_THE TASK_
Lines with "title": copy each one from the listing below.

_THE INPUT_
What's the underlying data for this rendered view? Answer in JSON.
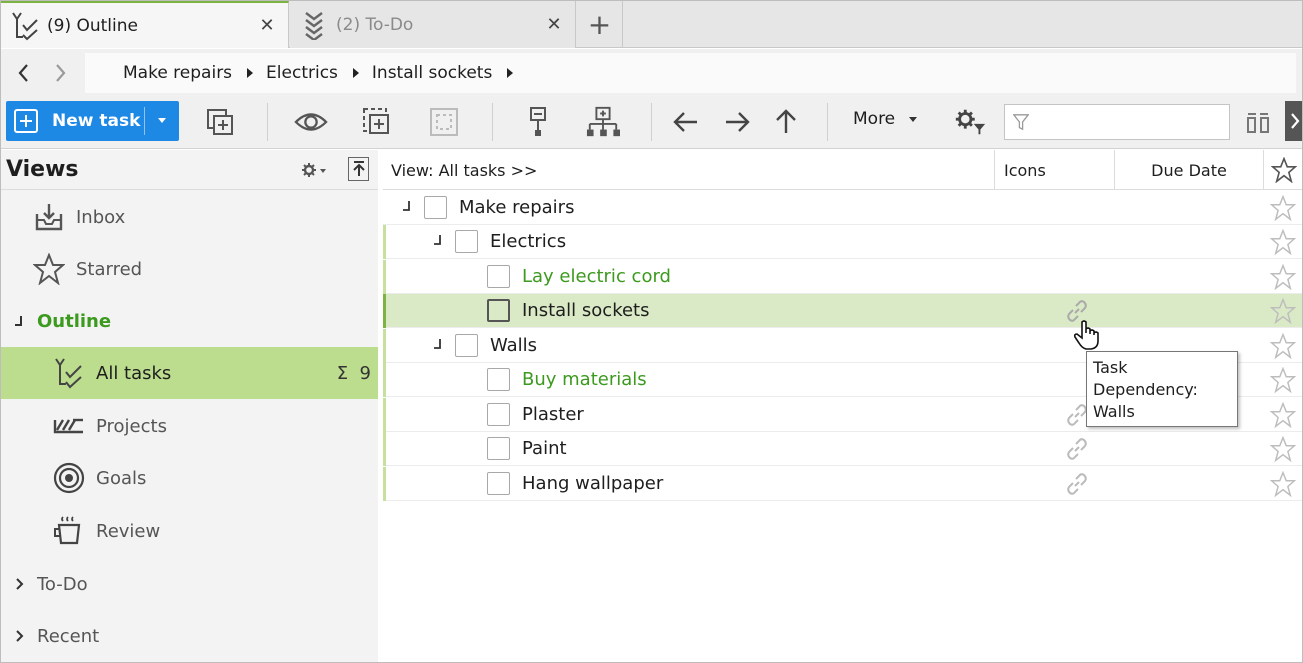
{
  "tabs": [
    {
      "label": "(9) Outline",
      "active": true,
      "icon": "checklist-icon"
    },
    {
      "label": "(2) To-Do",
      "active": false,
      "icon": "chevron-stack-icon"
    }
  ],
  "breadcrumb": [
    "Make repairs",
    "Electrics",
    "Install sockets"
  ],
  "toolbar": {
    "new_task_label": "New task",
    "more_label": "More",
    "filter_placeholder": "",
    "accent_color": "#1e88e5"
  },
  "views": {
    "title": "Views",
    "items": [
      {
        "label": "Inbox",
        "icon": "inbox-icon"
      },
      {
        "label": "Starred",
        "icon": "star-icon"
      },
      {
        "label": "Outline",
        "icon": "collapse-icon",
        "section": true
      },
      {
        "label": "All tasks",
        "icon": "checklist-icon",
        "selected": true,
        "count_symbol": "Σ",
        "count": "9"
      },
      {
        "label": "Projects",
        "icon": "projects-icon"
      },
      {
        "label": "Goals",
        "icon": "target-icon"
      },
      {
        "label": "Review",
        "icon": "coffee-icon"
      },
      {
        "label": "To-Do",
        "icon": "chevron-right-icon",
        "section": true
      },
      {
        "label": "Recent",
        "icon": "chevron-right-icon",
        "section": true
      }
    ]
  },
  "grid": {
    "view_label": "View: All tasks >>",
    "columns": [
      "Icons",
      "Due Date"
    ],
    "rows": [
      {
        "title": "Make repairs",
        "level": 0,
        "collapsible": true,
        "green": false,
        "link": false
      },
      {
        "title": "Electrics",
        "level": 1,
        "collapsible": true,
        "green": false,
        "link": false
      },
      {
        "title": "Lay electric cord",
        "level": 2,
        "collapsible": false,
        "green": true,
        "link": false
      },
      {
        "title": "Install sockets",
        "level": 2,
        "collapsible": false,
        "green": false,
        "link": true,
        "selected": true
      },
      {
        "title": "Walls",
        "level": 1,
        "collapsible": true,
        "green": false,
        "link": false
      },
      {
        "title": "Buy materials",
        "level": 2,
        "collapsible": false,
        "green": true,
        "link": false
      },
      {
        "title": "Plaster",
        "level": 2,
        "collapsible": false,
        "green": false,
        "link": true
      },
      {
        "title": "Paint",
        "level": 2,
        "collapsible": false,
        "green": false,
        "link": true
      },
      {
        "title": "Hang wallpaper",
        "level": 2,
        "collapsible": false,
        "green": false,
        "link": true
      }
    ]
  },
  "tooltip": {
    "line1": "Task Dependency:",
    "line2": "Walls"
  }
}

_REPLY_
    "title": "Views",
        "title": "Make repairs",
        "title": "Electrics",
        "title": "Lay electric cord",
        "title": "Install sockets",
        "title": "Walls",
        "title": "Buy materials",
        "title": "Plaster",
        "title": "Paint",
        "title": "Hang wallpaper",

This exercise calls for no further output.